But of course there’s no need for a show trial to ever happen. Threatening one has another effect—making Iran seem powerful, and Britain and the West weak as we fumble around for the proper response, and as we say things like the following, from Britain’s Foreign Office:
This doesn’t change our position, we have made it perfectly clear that our personnel were in Iraqi waters and we continue to request immediate consular access to them and their immediate release.
Note the polite language: “request.” I can only hope they are doing more than “requesting” behind the scenes. But for public consumption, what we mostly hear is a sort of exquisite politeness from the Brits. Here’s Foreign Secretary Margaret Beckett:

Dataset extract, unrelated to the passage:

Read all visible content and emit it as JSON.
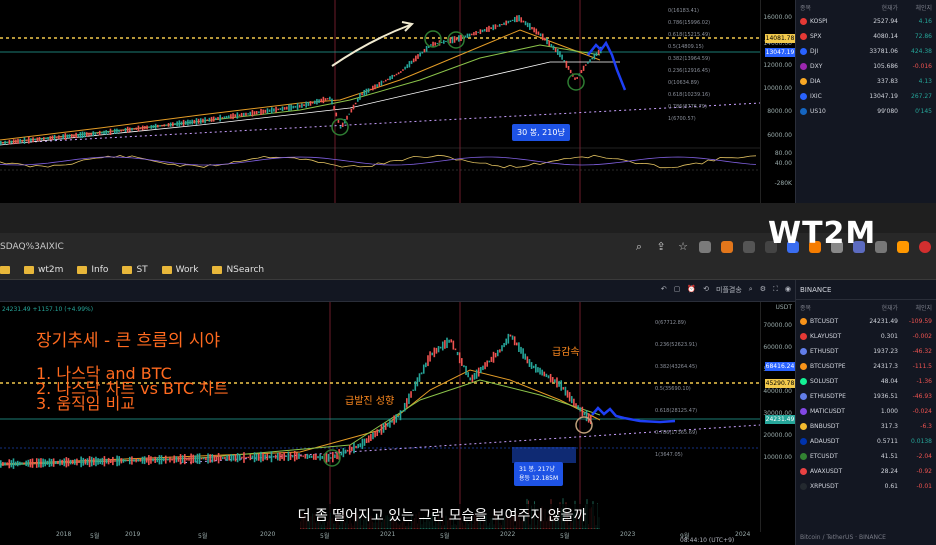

I am concerned. [Iran's ambassador to Moscow] is not the first person to have made sabre-rattling noises…The message I want to send is I think everyone regrets that this position has arisen. What we want is a way out of it.
I personally don’t think that’s the right message to send. There’s a sort of wistful wishful thinking here, a refusal to understand the nature of the opposition, a denial that can only be described as potentially suicidal.
Blair has been a little more energized, but not very much more, considering the circumstances:
Blair told reporters in Manchester that the “parading and manipulation” of British service personnel would “fool no one,” and would only “enhance people’s sense of disgust with Iran.”
And another Foreign Office official called the parading “outrageous.”
Outrage and disgust are fine, but they are emotions, and fairly impotent ones at that. What are needed are credible threats of a certain course of events—economic and otherwise—that will be followed by the West if the sailors are not returned immediately. A bit of “sabre-rattling” wouldn’t be out of line, either.
The truth is that the precedent for this sort of thing favors Iran, and Iran knows it. Milk it as much as possible for the propaganda value, and know that the West will probably mouth platitudes while the show goes on.